Dealing with the demands and pitfalls of fame
Standing up for selfie sticks
Many years ago I came to the conclusion that I was never going to become famous. Then along came Google to confirm this fact.
Searching my name throws up just a handful of results. Recently out of curiosity I searched the name of a former class mate of mine, who is famous, and found his Google search runs into hundreds of pages. Am I jealous? Not at all. I suspect it must be a little frustrating at times to be famous.
Some years ago a work colleague rushed into the office very excited, holding a piece of paper high in the air and shouting: "Look what I have!"
It was the autograph of a famous local television personality. She had been driving to work and stopped at a set of traffic lights when the personality in question had pulled up beside her.
She jumped out of her car and rushed over to his, tapping on his window until it opened. She then thrust a pen and paper at him and would not move until he gave her his autograph.
By morning tea, everyone was sick of my colleague's "brush with fame story" and I remember the boss eventually telling her to "shut up and get back to work".
Just before going home I asked my colleague if she was going to frame her autograph. She pointed to the rubbish can and said she had already thrown it out.
On another occasion I had a friend who cleaned hotel rooms. One day a famous heart throb Australian actor visited New Zealand on a promotional tour and stayed in the hotel where she worked. There was great excitement with young women spending the night outside the hotel hoping to get just a glimpse of him.
My friend and her female work mates went one better.
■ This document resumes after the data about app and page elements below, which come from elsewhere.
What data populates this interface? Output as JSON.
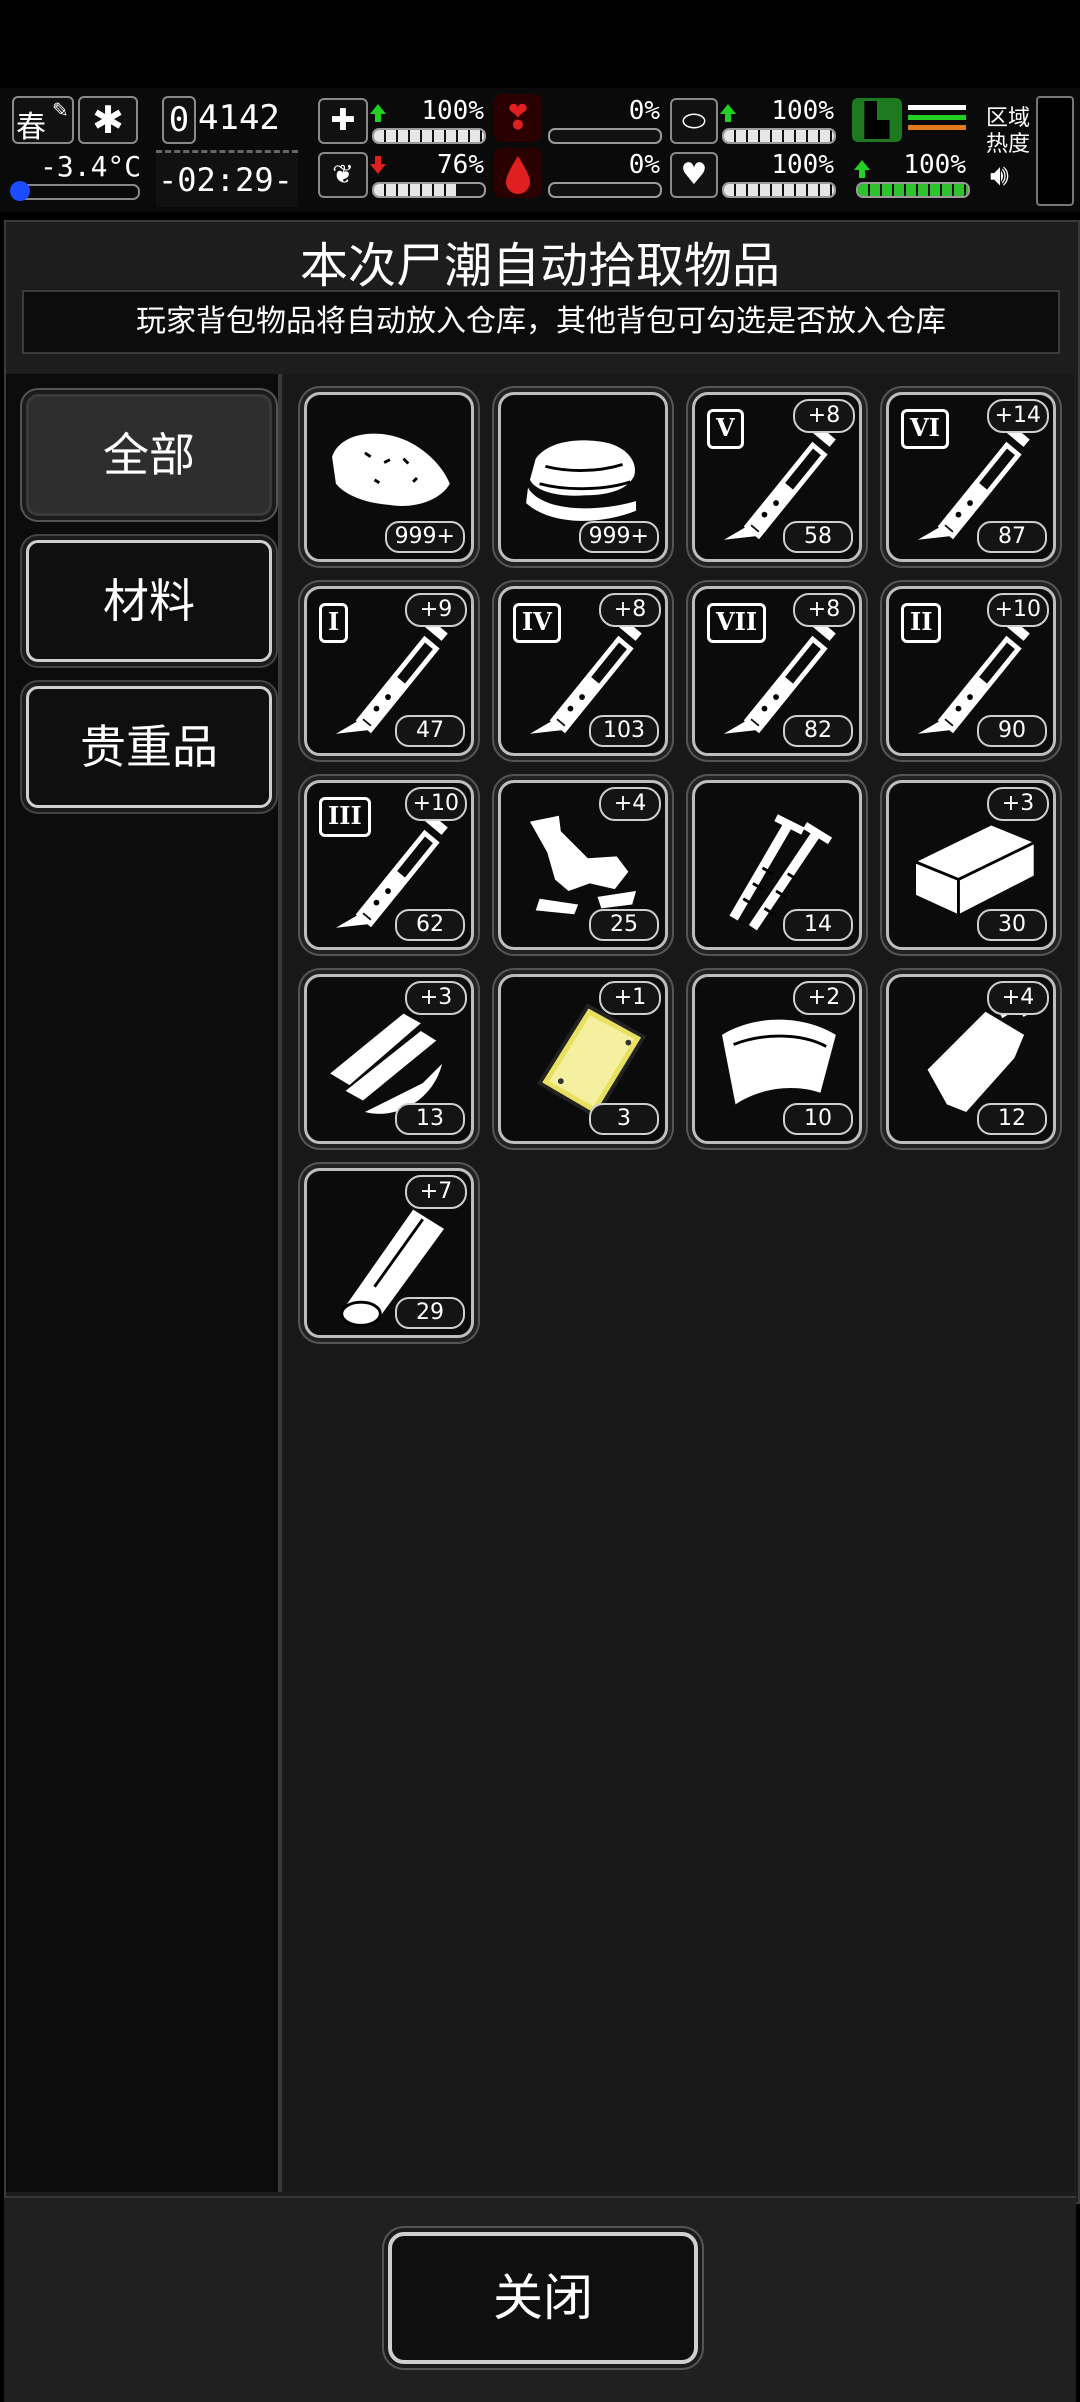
{
  "status": {
    "season": "春",
    "temperature": "-3.4°C",
    "day_counter": "4142",
    "day_prefix": "0",
    "clock": "-02:29-",
    "health_pct": "100%",
    "sanity_pct": "76%",
    "hunger_pct": "0%",
    "blood_pct": "0%",
    "immunity_pct": "100%",
    "heart_pct": "100%",
    "stamina_pct": "100%",
    "zone_heat_label": "区域热度"
  },
  "dialog": {
    "title": "本次尸潮自动拾取物品",
    "subtitle": "玩家背包物品将自动放入仓库，其他背包可勾选是否放入仓库"
  },
  "tabs": [
    {
      "label": "全部",
      "active": true
    },
    {
      "label": "材料",
      "active": false
    },
    {
      "label": "贵重品",
      "active": false
    }
  ],
  "items": [
    {
      "icon": "meat-icon",
      "count": "999+",
      "bonus": "",
      "roman": ""
    },
    {
      "icon": "cloth-icon",
      "count": "999+",
      "bonus": "",
      "roman": ""
    },
    {
      "icon": "syringe-icon",
      "count": "58",
      "bonus": "+8",
      "roman": "V"
    },
    {
      "icon": "syringe-icon",
      "count": "87",
      "bonus": "+14",
      "roman": "VI"
    },
    {
      "icon": "syringe-icon",
      "count": "47",
      "bonus": "+9",
      "roman": "I"
    },
    {
      "icon": "syringe-icon",
      "count": "103",
      "bonus": "+8",
      "roman": "IV"
    },
    {
      "icon": "syringe-icon",
      "count": "82",
      "bonus": "+8",
      "roman": "VII"
    },
    {
      "icon": "syringe-icon",
      "count": "90",
      "bonus": "+10",
      "roman": "II"
    },
    {
      "icon": "syringe-icon",
      "count": "62",
      "bonus": "+10",
      "roman": "III"
    },
    {
      "icon": "scrap-metal-icon",
      "count": "25",
      "bonus": "+4",
      "roman": ""
    },
    {
      "icon": "screws-icon",
      "count": "14",
      "bonus": "",
      "roman": ""
    },
    {
      "icon": "brick-icon",
      "count": "30",
      "bonus": "+3",
      "roman": ""
    },
    {
      "icon": "wood-planks-icon",
      "count": "13",
      "bonus": "+3",
      "roman": ""
    },
    {
      "icon": "gold-plate-icon",
      "count": "3",
      "bonus": "+1",
      "roman": ""
    },
    {
      "icon": "leather-icon",
      "count": "10",
      "bonus": "+2",
      "roman": ""
    },
    {
      "icon": "bag-icon",
      "count": "12",
      "bonus": "+4",
      "roman": ""
    },
    {
      "icon": "log-icon",
      "count": "29",
      "bonus": "+7",
      "roman": ""
    }
  ],
  "close_label": "关闭",
  "colors": {
    "green": "#22d022",
    "red": "#e02020",
    "orange": "#e07a1c",
    "gold": "#e8e060"
  }
}
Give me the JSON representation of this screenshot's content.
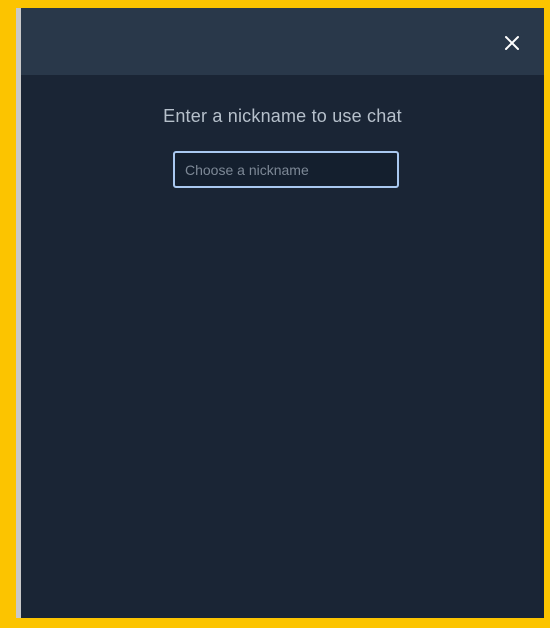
{
  "colors": {
    "frame_border": "#fcc400",
    "panel_background": "#1a2535",
    "header_background": "#29384a",
    "prompt_text": "#b6c0cb",
    "input_border": "#a9c8f0"
  },
  "header": {
    "close_icon": "close-icon"
  },
  "chat_login": {
    "prompt": "Enter a nickname to use chat",
    "nickname_placeholder": "Choose a nickname",
    "nickname_value": ""
  }
}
As soon as the actor checked out they rushed to his bedroom and jumped into his unmade bed. They then took photos of themselves so they could tell everybody they had been in the same bed as the actor in question.
I imagine it must be hard being famous with people wanting to get close to you to somehow shine in your reflected glory. Probably famous people just want to be treated like everyone else.
When John Kirwan was at the height of his rugby playing fame, someone I knew, who was super passionate for the sport, got on a flight from Auckland to Wellington and to his surprise found himself seated next to John.
As this person put his bags in the overhead locker he thought to himself how he was going to handle this situation. He rapidly came to the conclusion that it must be boring for John to meet people who just wanted to talk about rugby, and so he introduced himself, and then pretended he had no idea who John Kirwan was.
He said they had a very pleasant flight talking about all kinds of subjects, rugby never being mentioned once.
Often a super famous personality is famous in one country and an unknown in another. My sister was traveling in South America and at one point was invited to spend a few days with an elderly couple in their home.
On the Sunday, one of the couple’s daughters visited. My sister asked the daughter if she worked. "Yes," she said. "I am a singer." My sister then innocently asked her if she was any good.
"I think so," she said. "Last night I performed in front of 60,000 people." The daughter was in fact was one of Brazil’s most popular pop stars.
With the advent of digital cameras it is now so easy to get that unexpected selfie with a famous person. A friend of mine had a great shot of Brad Pitt and Angelina Jolie leaving a hotel in London in 2011.
When I asked her if I could use it for this article she apologised, saying she had lost it, but she could provide me with a shot of Andrea Bocelli instead who she saw on a New York street in 2013.
Do you have a famous person story or selfie you would like to share?
View all contributions